Fifteen years in the making, the current Guggenheim exhibition on Gutai presents a groundbreaking spectrum of the art of that group, shaking to its core the notion of the West as the epicenter of contemporary art practices. The show, curated by Ming Tiampo, associate professor of art history at Carlton University, Ottawa, and Alexandra Munroe, senior curator of Asian art at the museum, is titled Gutai: Splendid Playground, an odd sobriquet to describe the annihilating force that birthed the group in postwar Japan.Continue Reading →
Richard Armstrong, the director of the Solomon R. Guggenheim Museum and Foundation, contacted Hyperallergic with the following response to “When Artspeak Masks Oppression” (March 6, 2013) by Mostafa Heddaya.Continue Reading →
“Without its special language, would art need to submit to the scrutiny of broader audiences and local ones? Would it hold up?” So asks online art publication Triple Canopy’s widely circulated essay “International Art English,” in which the authors catalogued the death of meaning in the language of contemporary art. It’s a perceptive study, though after offering a half-alternative (“the elite … will opt for something like conventional highbrow English”). the article ends in media res with a sarcastic shrug: an evocative morsel of IAE — a press release — reformatted into a prose poem.

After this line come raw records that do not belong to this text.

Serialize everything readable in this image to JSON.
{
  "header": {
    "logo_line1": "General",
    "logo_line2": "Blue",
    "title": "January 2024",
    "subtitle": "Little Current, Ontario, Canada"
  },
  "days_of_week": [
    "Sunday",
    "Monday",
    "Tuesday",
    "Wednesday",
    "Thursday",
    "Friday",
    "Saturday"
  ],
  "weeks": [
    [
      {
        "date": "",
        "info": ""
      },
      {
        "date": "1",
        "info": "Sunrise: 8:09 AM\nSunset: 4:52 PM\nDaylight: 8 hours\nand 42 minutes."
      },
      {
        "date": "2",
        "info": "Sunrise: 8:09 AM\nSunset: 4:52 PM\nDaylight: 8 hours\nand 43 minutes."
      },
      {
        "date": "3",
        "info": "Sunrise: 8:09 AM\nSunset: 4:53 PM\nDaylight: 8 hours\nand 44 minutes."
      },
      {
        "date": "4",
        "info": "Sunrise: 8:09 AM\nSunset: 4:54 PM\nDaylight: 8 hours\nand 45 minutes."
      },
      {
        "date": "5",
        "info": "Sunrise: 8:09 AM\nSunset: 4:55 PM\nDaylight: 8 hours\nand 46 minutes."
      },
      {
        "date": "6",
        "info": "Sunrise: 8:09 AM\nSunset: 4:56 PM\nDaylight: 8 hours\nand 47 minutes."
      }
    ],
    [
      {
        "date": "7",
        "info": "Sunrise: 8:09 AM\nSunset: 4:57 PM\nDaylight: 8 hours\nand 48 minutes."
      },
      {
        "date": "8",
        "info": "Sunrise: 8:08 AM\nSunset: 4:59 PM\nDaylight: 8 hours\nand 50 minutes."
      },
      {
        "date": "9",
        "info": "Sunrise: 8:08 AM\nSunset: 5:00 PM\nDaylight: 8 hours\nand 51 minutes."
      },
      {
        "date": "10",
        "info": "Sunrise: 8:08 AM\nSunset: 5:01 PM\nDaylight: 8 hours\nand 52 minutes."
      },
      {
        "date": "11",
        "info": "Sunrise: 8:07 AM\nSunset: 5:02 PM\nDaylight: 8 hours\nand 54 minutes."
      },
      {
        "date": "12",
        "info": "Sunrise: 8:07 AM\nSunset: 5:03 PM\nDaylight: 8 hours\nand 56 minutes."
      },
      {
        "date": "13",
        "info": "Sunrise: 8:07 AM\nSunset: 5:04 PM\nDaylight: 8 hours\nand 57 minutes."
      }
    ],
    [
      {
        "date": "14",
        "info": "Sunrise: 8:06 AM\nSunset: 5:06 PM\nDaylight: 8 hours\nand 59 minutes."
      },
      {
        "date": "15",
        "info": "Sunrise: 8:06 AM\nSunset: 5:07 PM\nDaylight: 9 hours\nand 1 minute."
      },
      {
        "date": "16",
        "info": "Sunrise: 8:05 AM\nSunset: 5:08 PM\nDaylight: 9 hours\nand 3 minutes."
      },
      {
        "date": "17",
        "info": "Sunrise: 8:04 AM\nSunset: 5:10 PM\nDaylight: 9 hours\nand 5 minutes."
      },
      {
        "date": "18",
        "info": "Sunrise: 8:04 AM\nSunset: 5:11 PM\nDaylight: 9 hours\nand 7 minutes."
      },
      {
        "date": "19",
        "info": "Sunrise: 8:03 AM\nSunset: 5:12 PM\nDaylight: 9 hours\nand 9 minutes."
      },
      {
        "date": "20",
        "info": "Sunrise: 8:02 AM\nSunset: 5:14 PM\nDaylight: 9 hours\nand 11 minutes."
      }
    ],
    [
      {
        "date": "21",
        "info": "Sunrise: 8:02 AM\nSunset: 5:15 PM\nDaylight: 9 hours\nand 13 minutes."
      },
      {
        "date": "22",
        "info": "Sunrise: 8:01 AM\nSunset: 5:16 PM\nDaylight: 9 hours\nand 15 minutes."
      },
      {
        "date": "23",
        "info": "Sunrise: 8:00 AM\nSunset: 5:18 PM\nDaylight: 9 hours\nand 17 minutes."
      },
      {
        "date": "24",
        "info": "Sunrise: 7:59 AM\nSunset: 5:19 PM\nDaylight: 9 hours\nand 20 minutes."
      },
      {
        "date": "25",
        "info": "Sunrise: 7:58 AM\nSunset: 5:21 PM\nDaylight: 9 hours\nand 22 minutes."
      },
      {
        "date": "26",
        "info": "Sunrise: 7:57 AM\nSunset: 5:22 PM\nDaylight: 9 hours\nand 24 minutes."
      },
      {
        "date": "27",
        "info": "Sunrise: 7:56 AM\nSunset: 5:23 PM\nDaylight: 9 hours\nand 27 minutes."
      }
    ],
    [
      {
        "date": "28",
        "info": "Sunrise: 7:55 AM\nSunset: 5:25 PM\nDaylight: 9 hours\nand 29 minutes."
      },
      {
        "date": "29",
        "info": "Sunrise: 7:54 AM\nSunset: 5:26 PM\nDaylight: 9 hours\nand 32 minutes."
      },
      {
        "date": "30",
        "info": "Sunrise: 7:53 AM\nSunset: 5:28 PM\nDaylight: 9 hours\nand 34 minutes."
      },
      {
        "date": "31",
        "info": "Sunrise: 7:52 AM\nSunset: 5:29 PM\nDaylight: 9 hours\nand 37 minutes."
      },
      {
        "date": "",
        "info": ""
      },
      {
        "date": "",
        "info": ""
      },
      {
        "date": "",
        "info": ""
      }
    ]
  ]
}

By so abstracting their position into parody, the authors misread the most significant consequence of this new language, loosed upon a world in which prisoners of conscience languish in the jails of the world’s emerging contemporary art superpowers. The unsurprising reality is that a specialized language fraught with euphemism and obfuscation is better known as propaganda.Continue Reading →
The Athens-based architecture practice Oiio Architecture Office has offered up a riff on an icon — they’ve taken Frank Lloyd Wright’s Guggenheim museum and mutated it, adding 13 more floors onto the structure’s famous spiral.Continue Reading →
If artist R.H. Quaytman’s name sounds a little bit mysterious, then that might just be fitting. The painter’s work, made up of series of iridescent, screenprinted images that span a decades-long career, is enchantingly obscure, like a trip through an autobiographical library.Continue Reading →
In a side gallery off the Guggenheim’s main spiral, it looks like a tide of water came and went, leaving behind piles of bricks, wood, and detritus ripped from their original contexts and tossed into disarray. It’s not unlike certain parts of the New York City area, post-Sandy. The difference is that in the museum, the scrabble is neatly arranged into a rectangular patch of floor and organized by color in a rainbow gradient only slightly darkened by mud.Continue Reading →
Mexican artist Gabriel Orozco is a master of the appropriated object — throughout his career, he has turned mundane objects like pool tables, soccer balls, and yellow scooters into extraordinary sculptures. On Tuesday, November 13 at 6:30 pm, he’s speaking with legendary art critic Benjamin Buchloh about his latest project at the Guggenheim museum.Continue Reading →
Last night and tonight, the Guggenheim is staging two special, performance-like readings of Pablo Picasso’s obscure play, “Desire Caught by the Tail,” as part of the museum’s Works & Process series.Continue Reading →
On Saturday, October 13, Hyperallergic will partner with The Guggenheim Museum to host a day trip to the Bronx to experience the museum’s final stillspotting nyc event, “Audiogram” Following the interactive audio experience, join Hyperallergic’s editors and writers for an adventure across New York’s northernmost borough, including a trip to the Marcel Breuer-designed Lehman Gallery and a visit to Bronx’s Little Italy and Emilia’s Restaurant for a traditional Italian dinner.
A limited number of tickets are now available for $50. Join us for the uptown adventure!Continue Reading →
It’s very rare that museum directors or curators, when introducing a new show to a room full of writers and critics, say anything remotely thought-provoking or profound. Introducing the Rineke Dijkstra mid-career retrospective at the Guggenheim, however, the museum director Richard Armstrong made a simple, obvious, but truly striking declaration. “Rineke Dijkstra,” he said, “is an artist with very few peers.”Continue Reading →